“My God,” she breathed, “But you are so beautiful down there…”
And she knelt, as if in reverence, placing her face between Tilly’s silk-sheathed thighs, sliding her tongue deep into the dilated, earthy, flowing sweetness. Tilly cried out, guttural and hoarse, as raw sensation flared in her vagina, resonating like an echo through every extremity of her being. As that tongue lapped slow upon her quivering labia, as it swirled her throbbing clitoris, she moaned something in breathless, fractured Dutch that sounded to Daliah like obscenities but was likely wholly innocent. Tilly’s hands gripped hard to the edge of the little bench, her only anchor against the uncontrollable lifting of her hips, the slow helpless oscillation of her flesh, vibrant as an instrument under Daliah’s virtuoso mouth. She was by turns all tension, abraded by these hard surfaces, this tiny uncomfortable space; and all softness, melted by saliva, steeped in her own fragrant emissions. It took a while to realise these sensations were but parts of the same thing, a thunderous clenching pulse that encompassed her heartbeat, her breathing; implacable flexing of muscles in her thighs, her tummy, her pelvis, her anus. By the time she appreciated all this it was too late to save herself: she let her body surge forward, and with a trill of choking, anguished cries climaxed into Daliah’s warm and willing mouth.

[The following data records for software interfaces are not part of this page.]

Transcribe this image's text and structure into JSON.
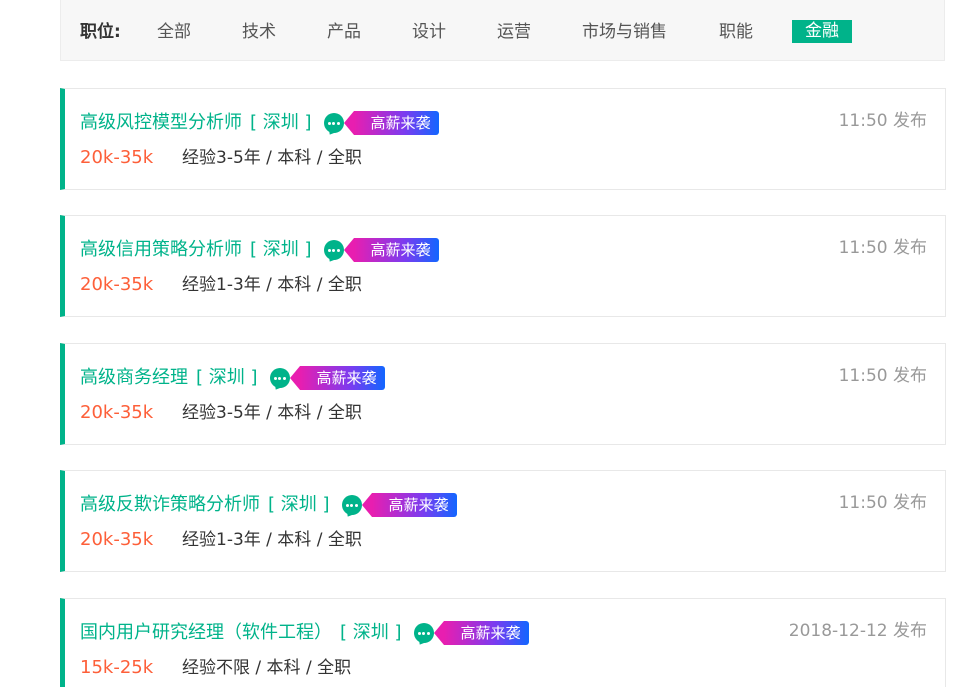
{
  "filter": {
    "label": "职位:",
    "items": [
      "全部",
      "技术",
      "产品",
      "设计",
      "运营",
      "市场与销售",
      "职能",
      "金融"
    ],
    "active": "金融"
  },
  "jobs": [
    {
      "title": "高级风控模型分析师",
      "city": "[ 深圳 ]",
      "tag": "高薪来袭",
      "time": "11:50 发布",
      "salary": "20k-35k",
      "requirements": "经验3-5年 / 本科 / 全职"
    },
    {
      "title": "高级信用策略分析师",
      "city": "[ 深圳 ]",
      "tag": "高薪来袭",
      "time": "11:50 发布",
      "salary": "20k-35k",
      "requirements": "经验1-3年 / 本科 / 全职"
    },
    {
      "title": "高级商务经理",
      "city": "[ 深圳 ]",
      "tag": "高薪来袭",
      "time": "11:50 发布",
      "salary": "20k-35k",
      "requirements": "经验3-5年 / 本科 / 全职"
    },
    {
      "title": "高级反欺诈策略分析师",
      "city": "[ 深圳 ]",
      "tag": "高薪来袭",
      "time": "11:50 发布",
      "salary": "20k-35k",
      "requirements": "经验1-3年 / 本科 / 全职"
    },
    {
      "title": "国内用户研究经理（软件工程）",
      "city": "[ 深圳 ]",
      "tag": "高薪来袭",
      "time": "2018-12-12 发布",
      "salary": "15k-25k",
      "requirements": "经验不限 / 本科 / 全职"
    }
  ],
  "icons": {
    "chat": "chat-bubble-icon"
  },
  "colors": {
    "accent": "#00b38a",
    "salary": "#fd5f39",
    "tag_gradient_start": "#e81eb0",
    "tag_gradient_end": "#1266ff"
  }
}
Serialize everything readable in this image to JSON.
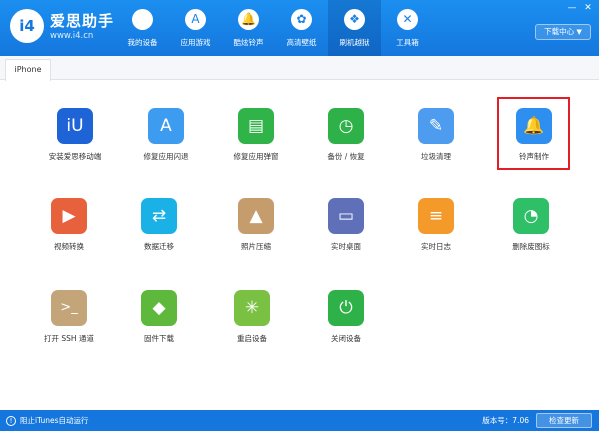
{
  "brand": {
    "logo_text": "i4",
    "name": "爱思助手",
    "url": "www.i4.cn"
  },
  "nav": [
    {
      "label": "我的设备",
      "icon": ""
    },
    {
      "label": "应用游戏",
      "icon": "A"
    },
    {
      "label": "酷炫铃声",
      "icon": "🔔"
    },
    {
      "label": "高清壁纸",
      "icon": "✿"
    },
    {
      "label": "刷机越狱",
      "icon": "❖"
    },
    {
      "label": "工具箱",
      "icon": "✕"
    }
  ],
  "window": {
    "minimize": "—",
    "close": "✕"
  },
  "download_center": {
    "label": "下载中心",
    "arrow": "▼"
  },
  "tab": {
    "label": "iPhone"
  },
  "apps": [
    {
      "label": "安装爱思移动端",
      "icon": "iU",
      "color": "#1f64d6"
    },
    {
      "label": "修复应用闪退",
      "icon": "A",
      "color": "#3d9cf0"
    },
    {
      "label": "修复应用弹窗",
      "icon": "▤",
      "color": "#30b44a"
    },
    {
      "label": "备份 / 恢复",
      "icon": "◷",
      "color": "#2fb14a"
    },
    {
      "label": "垃圾清理",
      "icon": "✎",
      "color": "#4d9cf0"
    },
    {
      "label": "铃声制作",
      "icon": "🔔",
      "color": "#2f8ff0"
    },
    {
      "label": "视频转换",
      "icon": "▶",
      "color": "#e8613d"
    },
    {
      "label": "数据迁移",
      "icon": "⇄",
      "color": "#1ab1e6"
    },
    {
      "label": "照片压缩",
      "icon": "▲",
      "color": "#c59c6b"
    },
    {
      "label": "实时桌面",
      "icon": "▭",
      "color": "#5f6fb8"
    },
    {
      "label": "实时日志",
      "icon": "≡",
      "color": "#f39a2a"
    },
    {
      "label": "删除废图标",
      "icon": "◔",
      "color": "#2ebf67"
    },
    {
      "label": "打开 SSH 通道",
      "icon": ">_",
      "color": "#c4a479"
    },
    {
      "label": "固件下载",
      "icon": "◆",
      "color": "#5eb83b"
    },
    {
      "label": "重启设备",
      "icon": "✳",
      "color": "#7ac143"
    },
    {
      "label": "关闭设备",
      "icon": "⏻",
      "color": "#2fb14a"
    }
  ],
  "footer": {
    "status_icon": "!",
    "status_text": "阻止iTunes自动运行",
    "version": "版本号：7.06",
    "check_update": "检查更新"
  }
}
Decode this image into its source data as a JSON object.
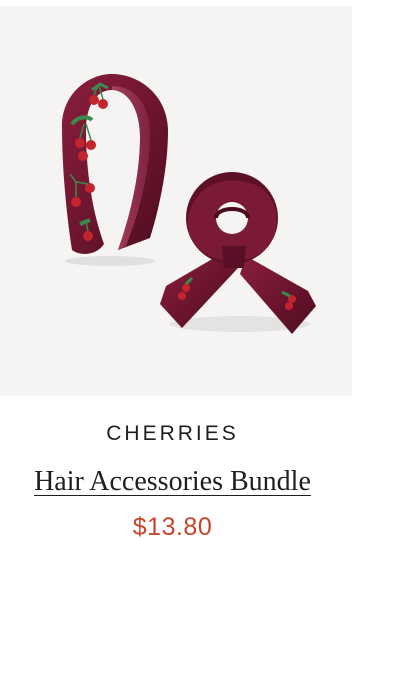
{
  "product": {
    "collection": "CHERRIES",
    "title": "Hair Accessories Bundle",
    "price": "$13.80",
    "image_subject": "velvet-headband-and-bow-scrunchie"
  },
  "colors": {
    "price": "#c8442a",
    "velvet": "#6e1530",
    "cherry": "#c4242e",
    "leaf": "#3b8a4e",
    "image_background": "#f5f4f3"
  }
}
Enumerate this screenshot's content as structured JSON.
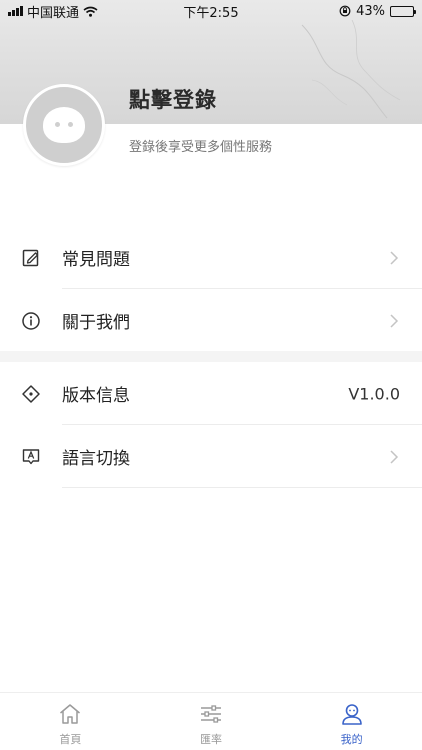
{
  "status_bar": {
    "carrier": "中国联通",
    "time": "下午2:55",
    "battery": "43%",
    "battery_level": 0.43
  },
  "profile": {
    "title": "點擊登錄",
    "subtitle": "登錄後享受更多個性服務"
  },
  "menu_groups": [
    {
      "items": [
        {
          "label": "常見問題",
          "icon": "edit-icon"
        },
        {
          "label": "關于我們",
          "icon": "info-icon"
        }
      ]
    },
    {
      "items": [
        {
          "label": "版本信息",
          "icon": "version-icon",
          "value": "V1.0.0"
        },
        {
          "label": "語言切換",
          "icon": "language-icon"
        }
      ]
    }
  ],
  "tabbar": {
    "items": [
      {
        "label": "首頁",
        "icon": "home-icon"
      },
      {
        "label": "匯率",
        "icon": "sliders-icon"
      },
      {
        "label": "我的",
        "icon": "profile-icon"
      }
    ],
    "active_index": 2,
    "active_color": "#3a63c9",
    "inactive_color": "#999999"
  }
}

Next she knew, Tilly was shivering and sobbing in the woman’s arms, stupid as a baby, and feeling newborn.
“I never…” she tried to speak through cathartic streams of tears and mucus, “I never knew. I never dreamed…”
She could say no more, for words were redundant, irrelevant. Daliah held her softly, soothingly, as long as she dared: it was beginning to go dark.
“We’d better get you fixed up,” she said at last, with a nurse’s brisk efficiency. “The men will be expecting us…”